Swann had always had this peculiar penchant for amusing himself by rediscovering in the paintings of the masters not only the general characteristics of the real world that surrounds us, but what seems on the contrary the least susceptible to generalization.
— Marcel Proust from Swann’s Way in In Search of Lost Time
by Sol Lewitt
- Conceptual artists are mystics rather than rationalists. They leap to conclusions that logic cannot reach.
- Rational judgements repeat rational judgements.
- Irrational judgements lead to new experience.
- Formal art is essentially rational.
- Irrational thoughts should be followed absolutely and logically.
- If the artist changes his mind midway through the execution of the piece he compromises the result and repeats past results.
- The artist’s will is secondary to the process he initiates from idea to completion. His wilfulness may only be ego.
- When words such as painting and sculpture are used, they connote a whole tradition and imply a consequent acceptance of this tradition, thus placing limitations on the artist who would be reluctant to make art that goes beyond the limitations.
- The concept and idea are different. The former implies a general direction while the latter is the component. Ideas implement the concept.
- Ideas can be works of art; they are in a chain of development that may eventually find some form. All ideas need not be made physical.
- Ideas do not necessarily proceed in logical order. They may set one off in unexpected directions, but an idea must necessarily be completed in the mind before the next one is formed.
- For each work of art that becomes physical there are many variations that do not.
- A work of art may be understood as a conductor from the artist’s mind to the viewer’s. But it may never reach the viewer, or it may never leave the artist’s mind.
- The words of one artist to another may induce an idea chain, if they share the same concept.
- Since no form is intrinsically superior to another, the artist may use any form, from an expression of words (written or spoken) to physical reality, equally.
- If words are used, and they proceed from ideas about art, then they are art and not literature; numbers are not mathematics.
- All ideas are art if they are concerned with art and fall within the conventions of art.
- One usually understands the art of the past by applying the convention of the present, thus misunderstanding the art of the past.
- The conventions of art are altered by works of art.
- Successful art changes our understanding of the conventions by altering our perceptions.
- Perception of ideas leads to new ideas.
- The artist cannot imagine his art, and cannot perceive it until it is complete.
- The artist may misperceive (understand it differently from the artist) a work of art but still be set off in his own chain of thought by that misconstrual.
- Perception is subjective.
- The artist may not necessarily understand his own art. His perception is neither better nor worse than that of others.
- An artist may perceive the art of others better than his own.
- The concept of a work of art may involve the matter of the piece or the process in which it is made.
- Once the idea of the piece is established in the artist’s mind and the final form is decided, the process is carried out blindly. There are many side effects that the artist cannot imagine. These may be used as ideas for new works.

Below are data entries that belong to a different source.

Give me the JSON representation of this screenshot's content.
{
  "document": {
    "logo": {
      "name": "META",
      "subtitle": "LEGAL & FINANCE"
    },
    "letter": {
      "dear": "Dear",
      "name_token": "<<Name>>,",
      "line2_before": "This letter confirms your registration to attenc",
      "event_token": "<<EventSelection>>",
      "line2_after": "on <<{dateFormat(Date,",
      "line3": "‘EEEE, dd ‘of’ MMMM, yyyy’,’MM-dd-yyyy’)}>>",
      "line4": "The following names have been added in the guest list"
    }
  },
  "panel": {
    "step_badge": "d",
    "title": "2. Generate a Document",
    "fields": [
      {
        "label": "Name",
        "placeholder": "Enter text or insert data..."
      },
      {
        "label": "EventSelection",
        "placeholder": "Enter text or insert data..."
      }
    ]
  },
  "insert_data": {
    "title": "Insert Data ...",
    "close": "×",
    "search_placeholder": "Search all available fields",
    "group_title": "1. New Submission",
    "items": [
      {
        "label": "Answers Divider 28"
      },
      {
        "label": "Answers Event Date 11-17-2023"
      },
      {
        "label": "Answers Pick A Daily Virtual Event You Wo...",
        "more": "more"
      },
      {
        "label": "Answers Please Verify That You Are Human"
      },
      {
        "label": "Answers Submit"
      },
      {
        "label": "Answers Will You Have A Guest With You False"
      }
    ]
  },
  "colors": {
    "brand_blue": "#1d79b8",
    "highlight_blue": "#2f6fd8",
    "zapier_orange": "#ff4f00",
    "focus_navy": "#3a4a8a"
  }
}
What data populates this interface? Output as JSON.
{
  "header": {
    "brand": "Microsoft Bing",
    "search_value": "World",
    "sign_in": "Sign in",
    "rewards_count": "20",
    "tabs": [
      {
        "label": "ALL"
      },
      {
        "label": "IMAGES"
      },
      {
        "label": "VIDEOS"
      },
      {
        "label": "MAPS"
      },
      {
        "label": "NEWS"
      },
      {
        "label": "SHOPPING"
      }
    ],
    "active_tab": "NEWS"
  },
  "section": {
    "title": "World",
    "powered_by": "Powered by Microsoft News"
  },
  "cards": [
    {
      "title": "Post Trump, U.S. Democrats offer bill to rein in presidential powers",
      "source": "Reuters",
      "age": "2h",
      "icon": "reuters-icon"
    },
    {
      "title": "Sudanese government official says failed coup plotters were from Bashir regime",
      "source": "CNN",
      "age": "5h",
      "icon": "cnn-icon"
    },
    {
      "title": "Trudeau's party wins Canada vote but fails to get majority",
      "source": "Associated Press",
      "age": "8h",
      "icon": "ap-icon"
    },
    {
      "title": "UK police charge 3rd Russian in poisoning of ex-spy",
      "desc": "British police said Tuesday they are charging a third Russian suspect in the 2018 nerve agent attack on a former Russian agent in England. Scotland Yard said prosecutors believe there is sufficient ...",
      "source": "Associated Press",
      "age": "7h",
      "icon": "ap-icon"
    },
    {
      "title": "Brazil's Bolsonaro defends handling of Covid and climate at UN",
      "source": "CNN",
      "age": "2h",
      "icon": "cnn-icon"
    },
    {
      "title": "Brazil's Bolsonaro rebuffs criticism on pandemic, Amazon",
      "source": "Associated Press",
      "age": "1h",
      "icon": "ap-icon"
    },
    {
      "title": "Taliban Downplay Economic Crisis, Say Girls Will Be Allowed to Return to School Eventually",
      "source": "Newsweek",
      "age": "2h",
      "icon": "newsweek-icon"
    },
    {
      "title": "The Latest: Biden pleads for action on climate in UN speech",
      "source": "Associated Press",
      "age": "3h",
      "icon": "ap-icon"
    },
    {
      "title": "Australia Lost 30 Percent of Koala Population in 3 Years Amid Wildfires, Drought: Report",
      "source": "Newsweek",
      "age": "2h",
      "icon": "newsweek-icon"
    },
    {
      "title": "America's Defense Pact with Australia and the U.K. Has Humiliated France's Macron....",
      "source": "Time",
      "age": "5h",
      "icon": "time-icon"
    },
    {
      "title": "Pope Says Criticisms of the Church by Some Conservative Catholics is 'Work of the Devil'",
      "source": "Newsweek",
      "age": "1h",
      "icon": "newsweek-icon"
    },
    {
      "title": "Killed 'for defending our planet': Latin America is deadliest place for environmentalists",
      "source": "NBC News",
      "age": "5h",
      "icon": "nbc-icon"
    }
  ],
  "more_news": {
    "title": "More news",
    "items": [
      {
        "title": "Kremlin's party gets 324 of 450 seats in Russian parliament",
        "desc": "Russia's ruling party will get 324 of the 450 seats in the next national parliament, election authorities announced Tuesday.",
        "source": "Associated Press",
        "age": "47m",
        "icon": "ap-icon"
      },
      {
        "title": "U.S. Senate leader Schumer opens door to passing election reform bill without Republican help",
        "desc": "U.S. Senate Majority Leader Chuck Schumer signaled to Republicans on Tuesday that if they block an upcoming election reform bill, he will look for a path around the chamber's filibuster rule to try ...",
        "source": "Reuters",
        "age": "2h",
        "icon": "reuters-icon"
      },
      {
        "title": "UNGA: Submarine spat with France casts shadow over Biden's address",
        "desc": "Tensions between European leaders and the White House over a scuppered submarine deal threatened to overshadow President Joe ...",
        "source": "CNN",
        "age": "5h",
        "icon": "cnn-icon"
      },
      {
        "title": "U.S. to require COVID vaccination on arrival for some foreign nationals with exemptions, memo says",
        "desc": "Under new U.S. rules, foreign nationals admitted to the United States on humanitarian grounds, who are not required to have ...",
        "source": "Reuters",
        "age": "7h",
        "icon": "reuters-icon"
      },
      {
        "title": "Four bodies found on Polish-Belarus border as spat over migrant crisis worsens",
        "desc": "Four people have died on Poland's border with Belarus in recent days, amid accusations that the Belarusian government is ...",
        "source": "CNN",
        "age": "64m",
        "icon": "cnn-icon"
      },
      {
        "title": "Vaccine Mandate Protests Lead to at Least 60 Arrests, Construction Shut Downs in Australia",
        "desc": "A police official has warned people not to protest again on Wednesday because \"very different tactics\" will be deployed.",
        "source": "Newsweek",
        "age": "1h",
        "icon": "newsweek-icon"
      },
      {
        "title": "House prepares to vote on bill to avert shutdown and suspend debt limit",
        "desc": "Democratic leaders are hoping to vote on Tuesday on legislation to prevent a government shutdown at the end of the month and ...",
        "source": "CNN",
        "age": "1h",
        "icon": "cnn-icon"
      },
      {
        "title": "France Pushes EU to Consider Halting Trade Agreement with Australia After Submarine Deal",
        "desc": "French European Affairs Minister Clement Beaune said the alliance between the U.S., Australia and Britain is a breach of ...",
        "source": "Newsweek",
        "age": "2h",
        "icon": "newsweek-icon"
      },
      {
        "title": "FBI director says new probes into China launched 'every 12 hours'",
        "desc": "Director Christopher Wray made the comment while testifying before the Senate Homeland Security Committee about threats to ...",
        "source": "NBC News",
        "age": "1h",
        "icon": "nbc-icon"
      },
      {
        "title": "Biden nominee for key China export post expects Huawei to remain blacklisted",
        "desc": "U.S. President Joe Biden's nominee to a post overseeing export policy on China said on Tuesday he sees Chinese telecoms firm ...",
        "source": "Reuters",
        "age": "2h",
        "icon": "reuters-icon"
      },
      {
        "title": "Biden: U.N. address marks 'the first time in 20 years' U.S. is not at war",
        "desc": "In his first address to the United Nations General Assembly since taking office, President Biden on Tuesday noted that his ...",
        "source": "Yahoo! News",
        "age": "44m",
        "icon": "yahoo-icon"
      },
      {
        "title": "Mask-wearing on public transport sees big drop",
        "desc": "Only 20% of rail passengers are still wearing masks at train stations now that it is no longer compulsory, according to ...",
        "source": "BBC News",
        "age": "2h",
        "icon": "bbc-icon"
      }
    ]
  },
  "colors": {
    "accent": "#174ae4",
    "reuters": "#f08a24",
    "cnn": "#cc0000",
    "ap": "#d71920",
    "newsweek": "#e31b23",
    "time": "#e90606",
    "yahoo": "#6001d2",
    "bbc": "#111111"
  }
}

- The process is mechanical and should not be tampered with. It should run its course.
- There are many elements involved in a work of art. The most important are the most obvious.
- If an artist uses the same form in a group of works, and changes the material, one would assume the artist’s concept involved the material.
- Banal ideas cannot be rescued by beautiful execution.
- It is difficult to bungle a good idea.
- When an artist learns his craft too well he makes slick art.
- These sentences comment on art, but are not art.
First published in 0-9 (New York), 1969, and Art-Language (England), May 1969